April 20, 2012

Future Participles

Future participles indicate an imminent action or an action which is going to happen some time in the future.

Their form is as follows:

[masculine singular oblique form of an infinitive|form of वाला]

For instance: जानेवाले लोग (“the people who are about to go”)

The suffix may be adjoined or separated from the masculine singular oblique form of the infinitive:

जाने वाले

Like other participles, future participles may be used attributively:

दिल्ली जाने वाले लोग वहां खड़े हुए हैं – “The people who are about to go to Delhi are standing over there”

They may also be used predicatively:

हम दिल्ली जानेवाले हैं – “We are about to go to Delhi”

The predicate use of future participles may be viewed as a finite verbal usage. In other words, the form

[masculine singular oblique infinitive|वाला] [form of होना] can be viewed as a kind of future verb form, often implying imminent action:

मैं कुछ तो बोलने वाली थी – “I was going to say something”

  • adeeba

    other than wale there can be other elements for showing future participle? its my question

  • Olivier Massicot

    Hello,

    First thanks for your website, it seems to me to be pretty accurate and complete. I had a question, it’s something you just can’t say in English without a periphrasis because the modality in English is, well, expressed through modals and not regular verbs.

    “He was going to have the power to do X” which I actually would like to say “He was going to be able to do X” but English isn’t that flexible I think. In Hindi, I had guessed it could be “वह X कर सकने वाला था”, and after looking up I see you can use the future participle with the past perfective: मैं कुछ तो बोलने वाली थी – “I was going to say something”.

    But I have a native speaker with me, and she says “you can’t say it” but without any other argument, so I thought I could ask a knowledged person about that. I know it’s grammatically correct and that it can convey a meaning, or at least that it has a meaning in some languages, but I’m curious about why it wouldn’t make sense to a native speaker’s ear.

    Thanks
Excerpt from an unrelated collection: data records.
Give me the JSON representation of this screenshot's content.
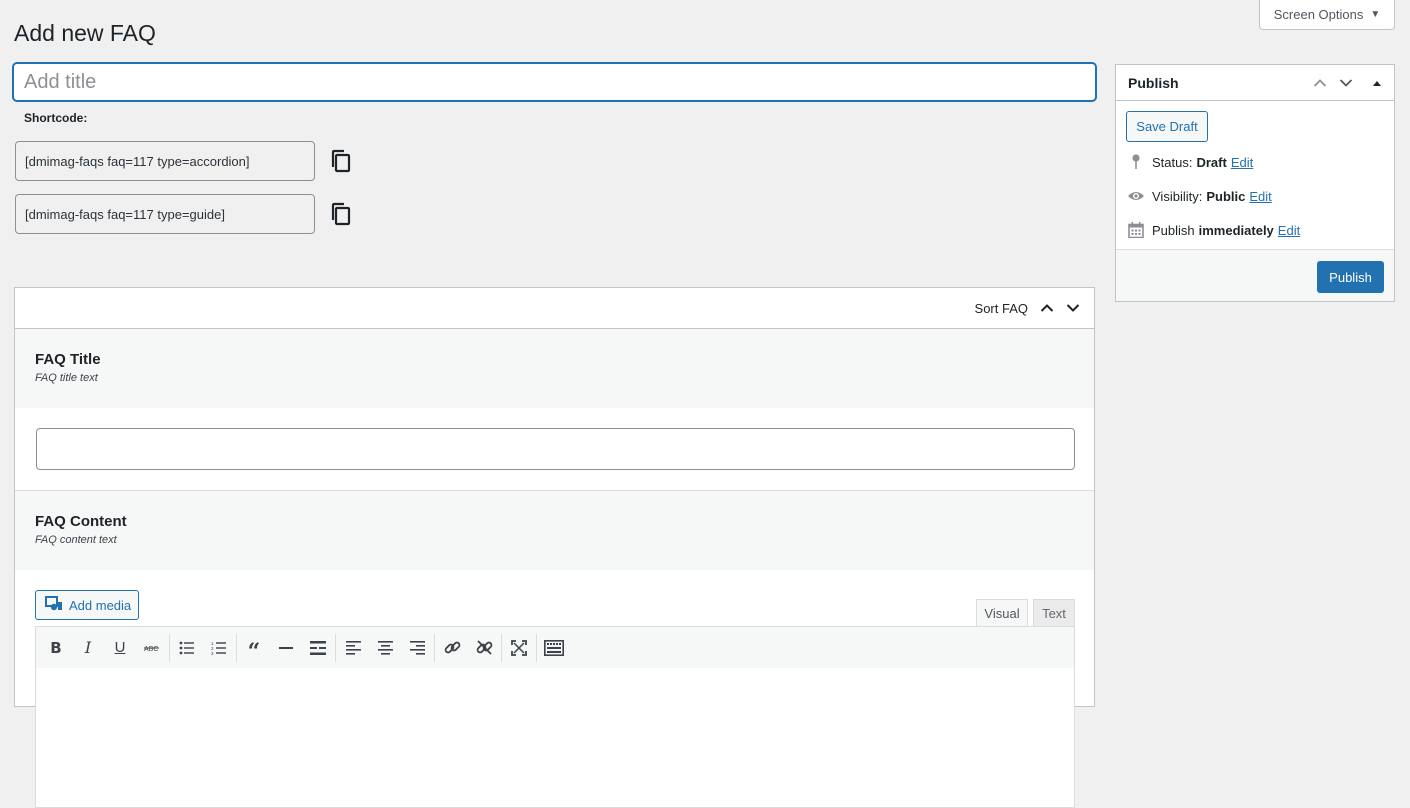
{
  "screen_options": {
    "label": "Screen Options",
    "arrow": "▼"
  },
  "page": {
    "title": "Add new FAQ"
  },
  "title_field": {
    "placeholder": "Add title",
    "value": ""
  },
  "shortcode": {
    "label": "Shortcode:",
    "items": [
      "[dmimag-faqs faq=117 type=accordion]",
      "[dmimag-faqs faq=117 type=guide]"
    ]
  },
  "faq_box": {
    "sort_label": "Sort FAQ",
    "faq_title": {
      "title": "FAQ Title",
      "desc": "FAQ title text",
      "value": ""
    },
    "faq_content": {
      "title": "FAQ Content",
      "desc": "FAQ content text"
    },
    "editor": {
      "add_media_label": "Add media",
      "tabs": {
        "visual": "Visual",
        "text": "Text"
      },
      "toolbar_icons": [
        "bold-icon",
        "italic-icon",
        "underline-icon",
        "strikethrough-icon",
        "bullet-list-icon",
        "numbered-list-icon",
        "blockquote-icon",
        "horizontal-rule-icon",
        "read-more-icon",
        "align-left-icon",
        "align-center-icon",
        "align-right-icon",
        "link-icon",
        "unlink-icon",
        "fullscreen-icon",
        "toolbar-toggle-icon"
      ]
    }
  },
  "publish": {
    "title": "Publish",
    "save_draft": "Save Draft",
    "status_label": "Status:",
    "status_value": "Draft",
    "visibility_label": "Visibility:",
    "visibility_value": "Public",
    "publish_label": "Publish",
    "publish_value": "immediately",
    "edit_label": "Edit",
    "publish_button": "Publish"
  }
}
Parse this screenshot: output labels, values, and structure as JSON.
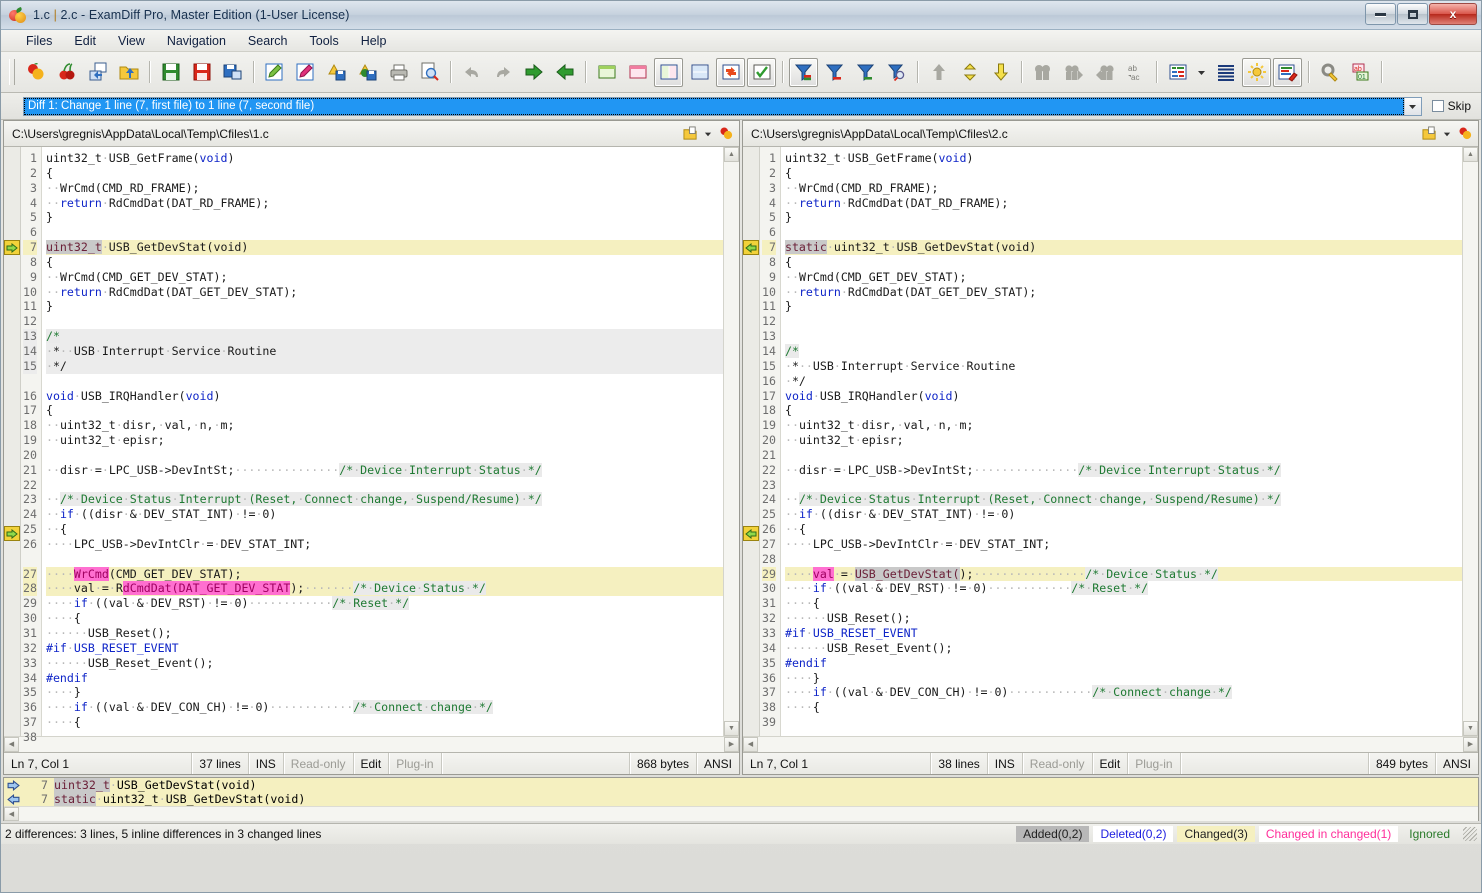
{
  "window": {
    "title": "1.c  |  2.c - ExamDiff Pro, Master Edition (1-User License)",
    "title_left": "1.c",
    "title_sep": "|",
    "title_right": "2.c - ExamDiff Pro, Master Edition (1-User License)",
    "minimize_label": "Minimize",
    "maximize_label": "Maximize",
    "close_label": "x"
  },
  "menubar": [
    {
      "label": "Files"
    },
    {
      "label": "Edit"
    },
    {
      "label": "View"
    },
    {
      "label": "Navigation"
    },
    {
      "label": "Search"
    },
    {
      "label": "Tools"
    },
    {
      "label": "Help"
    }
  ],
  "toolbar": {
    "groups": [
      [
        "compare-files-icon",
        "compare-again-icon",
        "swap-files-icon",
        "open-folder-icon"
      ],
      [
        "save-icon",
        "save-right-icon",
        "save-as-icon"
      ],
      [
        "edit-left-icon",
        "edit-right-icon",
        "save-report-icon",
        "save-html-report-icon",
        "print-icon",
        "print-preview-icon"
      ],
      [
        "undo-icon",
        "redo-icon",
        "copy-right-icon",
        "copy-left-icon"
      ],
      [
        "view-left-only-icon",
        "view-right-only-icon",
        "view-side-by-side-icon",
        "view-over-under-icon",
        "view-combined-icon",
        "view-check-icon"
      ],
      [
        "filter-all-icon",
        "filter-deleted-icon",
        "filter-added-icon",
        "filter-find-icon"
      ],
      [
        "first-diff-icon",
        "next-diff-icon",
        "prev-diff-icon"
      ],
      [
        "find-icon",
        "find-next-icon",
        "find-prev-icon",
        "replace-icon"
      ],
      [
        "bookmark-icon",
        "bookmark-dropdown-icon",
        "line-numbers-icon",
        "highlight-icon",
        "syntax-colors-icon"
      ],
      [
        "options-icon",
        "ignore-options-icon"
      ]
    ]
  },
  "diffbar": {
    "current_diff": "Diff 1: Change 1 line (7, first file) to 1 line (7, second file)",
    "dropdown_icon": "chevron-down-icon",
    "skip_label": "Skip",
    "skip_checked": false
  },
  "left_pane": {
    "path": "C:\\Users\\gregnis\\AppData\\Local\\Temp\\Cfiles\\1.c",
    "status": {
      "position": "Ln 7, Col 1",
      "lines": "37 lines",
      "insert_mode": "INS",
      "readonly": "Read-only",
      "edit": "Edit",
      "plugin": "Plug-in",
      "bytes": "868 bytes",
      "encoding": "ANSI"
    },
    "lines": [
      {
        "n": "1",
        "text": "uint32_t·USB_GetFrame(void)"
      },
      {
        "n": "2",
        "text": "{"
      },
      {
        "n": "3",
        "text": "··WrCmd(CMD_RD_FRAME);"
      },
      {
        "n": "4",
        "text": "··return·RdCmdDat(DAT_RD_FRAME);"
      },
      {
        "n": "5",
        "text": "}"
      },
      {
        "n": "6",
        "text": ""
      },
      {
        "n": "7",
        "text": "uint32_t·USB_GetDevStat(void)"
      },
      {
        "n": "8",
        "text": "{"
      },
      {
        "n": "9",
        "text": "··WrCmd(CMD_GET_DEV_STAT);"
      },
      {
        "n": "10",
        "text": "··return·RdCmdDat(DAT_GET_DEV_STAT);"
      },
      {
        "n": "11",
        "text": "}"
      },
      {
        "n": "12",
        "text": ""
      },
      {
        "n": "13",
        "text": "/*"
      },
      {
        "n": "14",
        "text": "·*··USB·Interrupt·Service·Routine"
      },
      {
        "n": "15",
        "text": "·*/"
      },
      {
        "n": "",
        "text": ""
      },
      {
        "n": "16",
        "text": "void·USB_IRQHandler(void)"
      },
      {
        "n": "17",
        "text": "{"
      },
      {
        "n": "18",
        "text": "··uint32_t·disr,·val,·n,·m;"
      },
      {
        "n": "19",
        "text": "··uint32_t·episr;"
      },
      {
        "n": "20",
        "text": ""
      },
      {
        "n": "21",
        "text": "··disr·=·LPC_USB->DevIntSt;···············/*·Device·Interrupt·Status·*/"
      },
      {
        "n": "22",
        "text": ""
      },
      {
        "n": "23",
        "text": "··/*·Device·Status·Interrupt·(Reset,·Connect·change,·Suspend/Resume)·*/"
      },
      {
        "n": "24",
        "text": "··if·((disr·&·DEV_STAT_INT)·!=·0)"
      },
      {
        "n": "25",
        "text": "··{"
      },
      {
        "n": "26",
        "text": "····LPC_USB->DevIntClr·=·DEV_STAT_INT;"
      },
      {
        "n": "",
        "text": ""
      },
      {
        "n": "27",
        "text": "····WrCmd(CMD_GET_DEV_STAT);"
      },
      {
        "n": "28",
        "text": "····val·=·RdCmdDat(DAT_GET_DEV_STAT);·······/*·Device·Status·*/"
      },
      {
        "n": "29",
        "text": "····if·((val·&·DEV_RST)·!=·0)············/*·Reset·*/"
      },
      {
        "n": "30",
        "text": "····{"
      },
      {
        "n": "31",
        "text": "······USB_Reset();"
      },
      {
        "n": "32",
        "text": "#if·USB_RESET_EVENT"
      },
      {
        "n": "33",
        "text": "······USB_Reset_Event();"
      },
      {
        "n": "34",
        "text": "#endif"
      },
      {
        "n": "35",
        "text": "····}"
      },
      {
        "n": "36",
        "text": "····if·((val·&·DEV_CON_CH)·!=·0)············/*·Connect·change·*/"
      },
      {
        "n": "37",
        "text": "····{"
      },
      {
        "n": "38",
        "text": ""
      }
    ]
  },
  "right_pane": {
    "path": "C:\\Users\\gregnis\\AppData\\Local\\Temp\\Cfiles\\2.c",
    "status": {
      "position": "Ln 7, Col 1",
      "lines": "38 lines",
      "insert_mode": "INS",
      "readonly": "Read-only",
      "edit": "Edit",
      "plugin": "Plug-in",
      "bytes": "849 bytes",
      "encoding": "ANSI"
    },
    "lines": [
      {
        "n": "1",
        "text": "uint32_t·USB_GetFrame(void)"
      },
      {
        "n": "2",
        "text": "{"
      },
      {
        "n": "3",
        "text": "··WrCmd(CMD_RD_FRAME);"
      },
      {
        "n": "4",
        "text": "··return·RdCmdDat(DAT_RD_FRAME);"
      },
      {
        "n": "5",
        "text": "}"
      },
      {
        "n": "6",
        "text": ""
      },
      {
        "n": "7",
        "text": "static·uint32_t·USB_GetDevStat(void)"
      },
      {
        "n": "8",
        "text": "{"
      },
      {
        "n": "9",
        "text": "··WrCmd(CMD_GET_DEV_STAT);"
      },
      {
        "n": "10",
        "text": "··return·RdCmdDat(DAT_GET_DEV_STAT);"
      },
      {
        "n": "11",
        "text": "}"
      },
      {
        "n": "12",
        "text": ""
      },
      {
        "n": "13",
        "text": ""
      },
      {
        "n": "14",
        "text": "/*"
      },
      {
        "n": "15",
        "text": "·*··USB·Interrupt·Service·Routine"
      },
      {
        "n": "16",
        "text": "·*/"
      },
      {
        "n": "17",
        "text": "void·USB_IRQHandler(void)"
      },
      {
        "n": "18",
        "text": "{"
      },
      {
        "n": "19",
        "text": "··uint32_t·disr,·val,·n,·m;"
      },
      {
        "n": "20",
        "text": "··uint32_t·episr;"
      },
      {
        "n": "21",
        "text": ""
      },
      {
        "n": "22",
        "text": "··disr·=·LPC_USB->DevIntSt;···············/*·Device·Interrupt·Status·*/"
      },
      {
        "n": "23",
        "text": ""
      },
      {
        "n": "24",
        "text": "··/*·Device·Status·Interrupt·(Reset,·Connect·change,·Suspend/Resume)·*/"
      },
      {
        "n": "25",
        "text": "··if·((disr·&·DEV_STAT_INT)·!=·0)"
      },
      {
        "n": "26",
        "text": "··{"
      },
      {
        "n": "27",
        "text": "····LPC_USB->DevIntClr·=·DEV_STAT_INT;"
      },
      {
        "n": "28",
        "text": ""
      },
      {
        "n": "29",
        "text": "····val·=·USB_GetDevStat();················/*·Device·Status·*/"
      },
      {
        "n": "30",
        "text": "····if·((val·&·DEV_RST)·!=·0)············/*·Reset·*/"
      },
      {
        "n": "31",
        "text": "····{"
      },
      {
        "n": "32",
        "text": "······USB_Reset();"
      },
      {
        "n": "33",
        "text": "#if·USB_RESET_EVENT"
      },
      {
        "n": "34",
        "text": "······USB_Reset_Event();"
      },
      {
        "n": "35",
        "text": "#endif"
      },
      {
        "n": "36",
        "text": "····}"
      },
      {
        "n": "37",
        "text": "····if·((val·&·DEV_CON_CH)·!=·0)············/*·Connect·change·*/"
      },
      {
        "n": "38",
        "text": "····{"
      },
      {
        "n": "39",
        "text": ""
      }
    ]
  },
  "compare_panel": {
    "rows": [
      {
        "marker": "arrow-right-icon",
        "n": "7",
        "text": "uint32_t·USB_GetDevStat(void)"
      },
      {
        "marker": "arrow-left-icon",
        "n": "7",
        "text": "static·uint32_t·USB_GetDevStat(void)"
      }
    ]
  },
  "statusbar": {
    "message": "2 differences: 3 lines, 5 inline differences in 3 changed lines",
    "legend": [
      {
        "key": "added",
        "label": "Added(0,2)"
      },
      {
        "key": "deleted",
        "label": "Deleted(0,2)"
      },
      {
        "key": "changed",
        "label": "Changed(3)"
      },
      {
        "key": "cic",
        "label": "Changed in changed(1)"
      },
      {
        "key": "ignored",
        "label": "Ignored"
      }
    ]
  },
  "colors": {
    "changed_bg": "#f5f0c0",
    "context_bg": "#ececec",
    "inline_pink": "#ff6fd0",
    "inline_gray": "#c9c9c9",
    "keyword": "#0f25c8",
    "comment": "#1f7a33",
    "selection": "#2196f3",
    "marker_yellow": "#f2d23a"
  }
}
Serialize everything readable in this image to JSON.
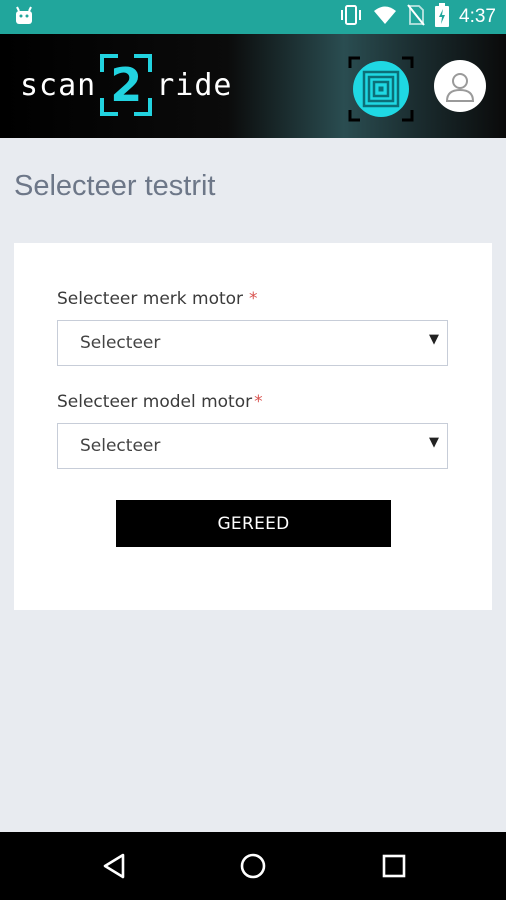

    • Thanks, I’m glad you like the site. That’s a good question. Indeed, the sentence “वह X कर सकने वाला था” is incorrect. The reason is that compound verbs cannot be used in certain situations (see the heading “When Compound Verbs Are Not Used” on the page http://hindilanguage.info/hindi-grammar/verbs/compound-verbs/). Compound verbs are those verbs that are comprised of a verb stem (e.g. कर) followed by some form of an auxiliary verb (e.g. सकना). The list on the page I mentioned above is not complete. Compound verbs can be used in habitual participles; here’s an actual example from a Microsoft support webpage written in Hindi: “अगर आप किसी कंप्यूटर को स्वतः लॉग ऑन के लिए सेट करते हैं, तो कंप्यूटर तक भौतिक पहुँच कर सकने वाला कोई भी व्यक्ति कंप्यूटर की सभी सामग्री तक पहुँच प्राप्त कर सकता है, जिसमें ऐसे सभी नेटवर्क शामिल हैं, जिससे वह कनेक्ट हो” (translation: “If you set a computer for automatic log on, then any person with physical access to the computer can obtain access to the entire contents of the computer”). In this example, the participle was “भौतिक पहुँच कर सकने वाला” (“able to physically access”). However, in my limited experience, I’ve only seen such participles (i.e. those containing compound verbs) used as habitual participles. I’ve never seen them used as future participles. My best guess is that there is one more rule to add: compound verbs aren’t used in future participles. Future and habitual participles have the same form in Hindi, e.g. “करने वाला”; what distinguishes them is the context, e.g. when followed by some form of होना like था or है we know that a future participle is intended, as in “मैं थोड़ा काम करने वाला हूँ” – “I’m going to do some work”).